[DATA FOR THIS TASK]
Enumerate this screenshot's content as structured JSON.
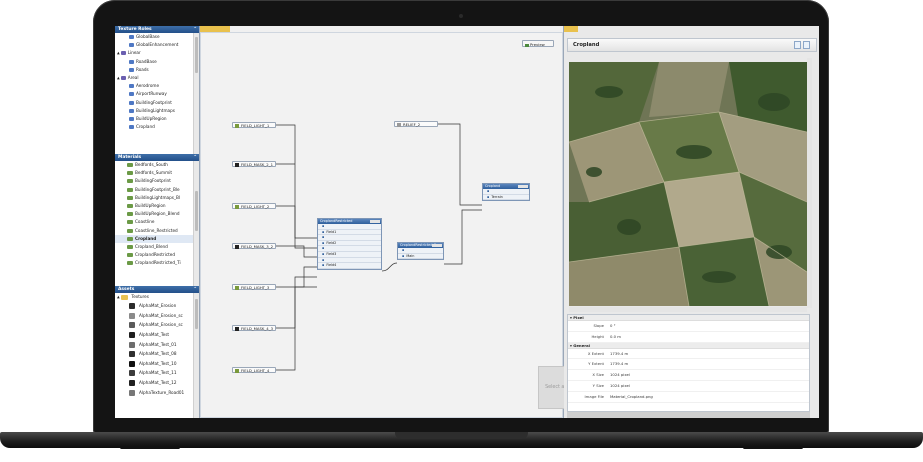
{
  "texture_roles": {
    "title": "Texture Roles",
    "items": [
      {
        "label": "GlobalBase",
        "indent": 2,
        "type": "item"
      },
      {
        "label": "GlobalEnhancement",
        "indent": 2,
        "type": "item"
      },
      {
        "label": "Linear",
        "indent": 0,
        "type": "group",
        "expander": "▲"
      },
      {
        "label": "RoadBase",
        "indent": 2,
        "type": "item"
      },
      {
        "label": "Roads",
        "indent": 2,
        "type": "item"
      },
      {
        "label": "Areal",
        "indent": 0,
        "type": "group",
        "expander": "▲"
      },
      {
        "label": "Aerodrome",
        "indent": 2,
        "type": "item"
      },
      {
        "label": "AirportRunway",
        "indent": 2,
        "type": "item"
      },
      {
        "label": "BuildingFootprint",
        "indent": 2,
        "type": "item"
      },
      {
        "label": "BuildingLightmaps",
        "indent": 2,
        "type": "item"
      },
      {
        "label": "BuildUpRegion",
        "indent": 2,
        "type": "item"
      },
      {
        "label": "Cropland",
        "indent": 2,
        "type": "item"
      }
    ]
  },
  "materials": {
    "title": "Materials",
    "items": [
      {
        "label": "Bedfords_South"
      },
      {
        "label": "Bedfords_Summit"
      },
      {
        "label": "BuildingFootprint"
      },
      {
        "label": "BuildingFootprint_Ble"
      },
      {
        "label": "BuildingLightmaps_Bl"
      },
      {
        "label": "BuildUpRegion"
      },
      {
        "label": "BuildUpRegion_Blend"
      },
      {
        "label": "Coastline"
      },
      {
        "label": "Coastline_Restricted"
      },
      {
        "label": "Cropland",
        "selected": true
      },
      {
        "label": "Cropland_Blend"
      },
      {
        "label": "CroplandRestricted"
      },
      {
        "label": "CroplandRestricted_Ti"
      }
    ]
  },
  "assets": {
    "title": "Assets",
    "folder": "Textures",
    "items": [
      {
        "label": "AlphaMat_Erosion",
        "swatch": "#2b2b2b"
      },
      {
        "label": "AlphaMat_Erosion_sc",
        "swatch": "#8a8a8a"
      },
      {
        "label": "AlphaMat_Erosion_sc",
        "swatch": "#5a5a5a"
      },
      {
        "label": "AlphaMat_Test",
        "swatch": "#1e1e1e"
      },
      {
        "label": "AlphaMat_Test_01",
        "swatch": "#6d6d6d"
      },
      {
        "label": "AlphaMat_Test_08",
        "swatch": "#2f2f2f"
      },
      {
        "label": "AlphaMat_Test_10",
        "swatch": "#101010"
      },
      {
        "label": "AlphaMat_Test_11",
        "swatch": "#3c3c3c"
      },
      {
        "label": "AlphaMat_Test_12",
        "swatch": "#202020"
      },
      {
        "label": "AlphaTexture_Road01",
        "swatch": "#777777"
      }
    ]
  },
  "editor": {
    "preview_label": "Preview",
    "hint": "Select an item to view its properties",
    "inputs": [
      {
        "label": "FIELD_LIGHT_1",
        "icon_color": "#7a9a3c"
      },
      {
        "label": "FIELD_MASK_2_1",
        "icon_color": "#222222"
      },
      {
        "label": "FIELD_LIGHT_2",
        "icon_color": "#7a9a3c"
      },
      {
        "label": "FIELD_MASK_3_2",
        "icon_color": "#222222"
      },
      {
        "label": "FIELD_LIGHT_3",
        "icon_color": "#7a9a3c"
      },
      {
        "label": "FIELD_MASK_4_3",
        "icon_color": "#222222"
      },
      {
        "label": "FIELD_LIGHT_4",
        "icon_color": "#7a9a3c"
      },
      {
        "label": "RELIEF_2",
        "icon_color": "#9a9a9a"
      }
    ],
    "nodes": [
      {
        "title": "Cropland",
        "rows": [
          "",
          "Terrain"
        ]
      },
      {
        "title": "CroplandRestricted",
        "rows": [
          "",
          "Field1",
          "",
          "Field2",
          "",
          "Field3",
          "",
          "Field4"
        ]
      },
      {
        "title": "CroplandRestricted_2",
        "rows": [
          "",
          "Main"
        ]
      }
    ]
  },
  "preview_panel": {
    "title": "Cropland",
    "sections": [
      {
        "title": "Pixel",
        "rows": [
          {
            "key": "Slope",
            "value": "0 °"
          },
          {
            "key": "Height",
            "value": "0.0 m"
          }
        ]
      },
      {
        "title": "General",
        "rows": [
          {
            "key": "X Extent",
            "value": "1739.4 m"
          },
          {
            "key": "Y Extent",
            "value": "1739.4 m"
          },
          {
            "key": "X Size",
            "value": "1024 pixel"
          },
          {
            "key": "Y Size",
            "value": "1024 pixel"
          },
          {
            "key": "Image File",
            "value": "Material_Cropland.png"
          }
        ]
      }
    ]
  }
}
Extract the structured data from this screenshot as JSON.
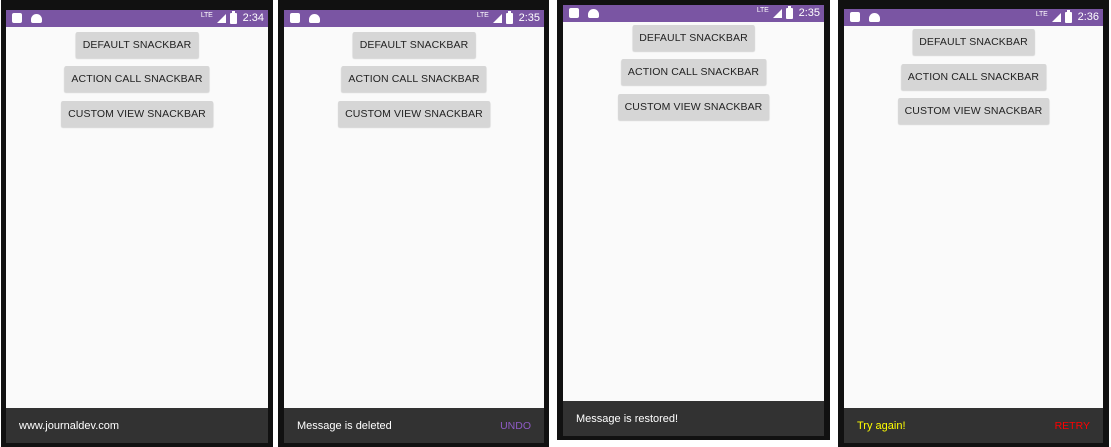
{
  "screens": [
    {
      "time": "2:34",
      "buttons": [
        "DEFAULT SNACKBAR",
        "ACTION CALL SNACKBAR",
        "CUSTOM VIEW SNACKBAR"
      ],
      "snackbar": {
        "message": "www.journaldev.com",
        "action": "",
        "message_color": "#ffffff",
        "action_color": "#ffffff"
      }
    },
    {
      "time": "2:35",
      "buttons": [
        "DEFAULT SNACKBAR",
        "ACTION CALL SNACKBAR",
        "CUSTOM VIEW SNACKBAR"
      ],
      "snackbar": {
        "message": "Message is deleted",
        "action": "UNDO",
        "message_color": "#ffffff",
        "action_color": "#8e5bc5"
      }
    },
    {
      "time": "2:35",
      "buttons": [
        "DEFAULT SNACKBAR",
        "ACTION CALL SNACKBAR",
        "CUSTOM VIEW SNACKBAR"
      ],
      "snackbar": {
        "message": "Message is restored!",
        "action": "",
        "message_color": "#ffffff",
        "action_color": "#ffffff"
      }
    },
    {
      "time": "2:36",
      "buttons": [
        "DEFAULT SNACKBAR",
        "ACTION CALL SNACKBAR",
        "CUSTOM VIEW SNACKBAR"
      ],
      "snackbar": {
        "message": "Try again!",
        "action": "RETRY",
        "message_color": "#ffff00",
        "action_color": "#ff0000"
      }
    }
  ],
  "status_bar": {
    "network_label": "LTE",
    "color": "#7a55a3"
  },
  "icons": [
    "sd-card-icon",
    "android-icon",
    "signal-icon",
    "battery-icon"
  ]
}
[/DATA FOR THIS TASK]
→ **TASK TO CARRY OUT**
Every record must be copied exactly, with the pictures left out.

→ **SOLUTION FOR THIS PROBLEM**
Enumerate this screenshot's content as structured JSON.
{
  "texture_roles": {
    "title": "Texture Roles",
    "items": [
      {
        "label": "GlobalBase",
        "indent": 2,
        "type": "item"
      },
      {
        "label": "GlobalEnhancement",
        "indent": 2,
        "type": "item"
      },
      {
        "label": "Linear",
        "indent": 0,
        "type": "group",
        "expander": "▲"
      },
      {
        "label": "RoadBase",
        "indent": 2,
        "type": "item"
      },
      {
        "label": "Roads",
        "indent": 2,
        "type": "item"
      },
      {
        "label": "Areal",
        "indent": 0,
        "type": "group",
        "expander": "▲"
      },
      {
        "label": "Aerodrome",
        "indent": 2,
        "type": "item"
      },
      {
        "label": "AirportRunway",
        "indent": 2,
        "type": "item"
      },
      {
        "label": "BuildingFootprint",
        "indent": 2,
        "type": "item"
      },
      {
        "label": "BuildingLightmaps",
        "indent": 2,
        "type": "item"
      },
      {
        "label": "BuildUpRegion",
        "indent": 2,
        "type": "item"
      },
      {
        "label": "Cropland",
        "indent": 2,
        "type": "item"
      }
    ]
  },
  "materials": {
    "title": "Materials",
    "items": [
      {
        "label": "Bedfords_South"
      },
      {
        "label": "Bedfords_Summit"
      },
      {
        "label": "BuildingFootprint"
      },
      {
        "label": "BuildingFootprint_Ble"
      },
      {
        "label": "BuildingLightmaps_Bl"
      },
      {
        "label": "BuildUpRegion"
      },
      {
        "label": "BuildUpRegion_Blend"
      },
      {
        "label": "Coastline"
      },
      {
        "label": "Coastline_Restricted"
      },
      {
        "label": "Cropland",
        "selected": true
      },
      {
        "label": "Cropland_Blend"
      },
      {
        "label": "CroplandRestricted"
      },
      {
        "label": "CroplandRestricted_Ti"
      }
    ]
  },
  "assets": {
    "title": "Assets",
    "folder": "Textures",
    "items": [
      {
        "label": "AlphaMat_Erosion",
        "swatch": "#2b2b2b"
      },
      {
        "label": "AlphaMat_Erosion_sc",
        "swatch": "#8a8a8a"
      },
      {
        "label": "AlphaMat_Erosion_sc",
        "swatch": "#5a5a5a"
      },
      {
        "label": "AlphaMat_Test",
        "swatch": "#1e1e1e"
      },
      {
        "label": "AlphaMat_Test_01",
        "swatch": "#6d6d6d"
      },
      {
        "label": "AlphaMat_Test_08",
        "swatch": "#2f2f2f"
      },
      {
        "label": "AlphaMat_Test_10",
        "swatch": "#101010"
      },
      {
        "label": "AlphaMat_Test_11",
        "swatch": "#3c3c3c"
      },
      {
        "label": "AlphaMat_Test_12",
        "swatch": "#202020"
      },
      {
        "label": "AlphaTexture_Road01",
        "swatch": "#777777"
      }
    ]
  },
  "editor": {
    "preview_label": "Preview",
    "hint": "Select an item to view its properties",
    "inputs": [
      {
        "label": "FIELD_LIGHT_1",
        "icon_color": "#7a9a3c"
      },
      {
        "label": "FIELD_MASK_2_1",
        "icon_color": "#222222"
      },
      {
        "label": "FIELD_LIGHT_2",
        "icon_color": "#7a9a3c"
      },
      {
        "label": "FIELD_MASK_3_2",
        "icon_color": "#222222"
      },
      {
        "label": "FIELD_LIGHT_3",
        "icon_color": "#7a9a3c"
      },
      {
        "label": "FIELD_MASK_4_3",
        "icon_color": "#222222"
      },
      {
        "label": "FIELD_LIGHT_4",
        "icon_color": "#7a9a3c"
      },
      {
        "label": "RELIEF_2",
        "icon_color": "#9a9a9a"
      }
    ],
    "nodes": [
      {
        "title": "Cropland",
        "rows": [
          "",
          "Terrain"
        ]
      },
      {
        "title": "CroplandRestricted",
        "rows": [
          "",
          "Field1",
          "",
          "Field2",
          "",
          "Field3",
          "",
          "Field4"
        ]
      },
      {
        "title": "CroplandRestricted_2",
        "rows": [
          "",
          "Main"
        ]
      }
    ]
  },
  "preview_panel": {
    "title": "Cropland",
    "sections": [
      {
        "title": "Pixel",
        "rows": [
          {
            "key": "Slope",
            "value": "0 °"
          },
          {
            "key": "Height",
            "value": "0.0 m"
          }
        ]
      },
      {
        "title": "General",
        "rows": [
          {
            "key": "X Extent",
            "value": "1739.4 m"
          },
          {
            "key": "Y Extent",
            "value": "1739.4 m"
          },
          {
            "key": "X Size",
            "value": "1024 pixel"
          },
          {
            "key": "Y Size",
            "value": "1024 pixel"
          },
          {
            "key": "Image File",
            "value": "Material_Cropland.png"
          }
        ]
      }
    ]
  }
}
Extract the structured data from this screenshot as JSON.
{
  "screens": [
    {
      "time": "2:34",
      "buttons": [
        "DEFAULT SNACKBAR",
        "ACTION CALL SNACKBAR",
        "CUSTOM VIEW SNACKBAR"
      ],
      "snackbar": {
        "message": "www.journaldev.com",
        "action": "",
        "message_color": "#ffffff",
        "action_color": "#ffffff"
      }
    },
    {
      "time": "2:35",
      "buttons": [
        "DEFAULT SNACKBAR",
        "ACTION CALL SNACKBAR",
        "CUSTOM VIEW SNACKBAR"
      ],
      "snackbar": {
        "message": "Message is deleted",
        "action": "UNDO",
        "message_color": "#ffffff",
        "action_color": "#8e5bc5"
      }
    },
    {
      "time": "2:35",
      "buttons": [
        "DEFAULT SNACKBAR",
        "ACTION CALL SNACKBAR",
        "CUSTOM VIEW SNACKBAR"
      ],
      "snackbar": {
        "message": "Message is restored!",
        "action": "",
        "message_color": "#ffffff",
        "action_color": "#ffffff"
      }
    },
    {
      "time": "2:36",
      "buttons": [
        "DEFAULT SNACKBAR",
        "ACTION CALL SNACKBAR",
        "CUSTOM VIEW SNACKBAR"
      ],
      "snackbar": {
        "message": "Try again!",
        "action": "RETRY",
        "message_color": "#ffff00",
        "action_color": "#ff0000"
      }
    }
  ],
  "status_bar": {
    "network_label": "LTE",
    "color": "#7a55a3"
  },
  "icons": [
    "sd-card-icon",
    "android-icon",
    "signal-icon",
    "battery-icon"
  ]
}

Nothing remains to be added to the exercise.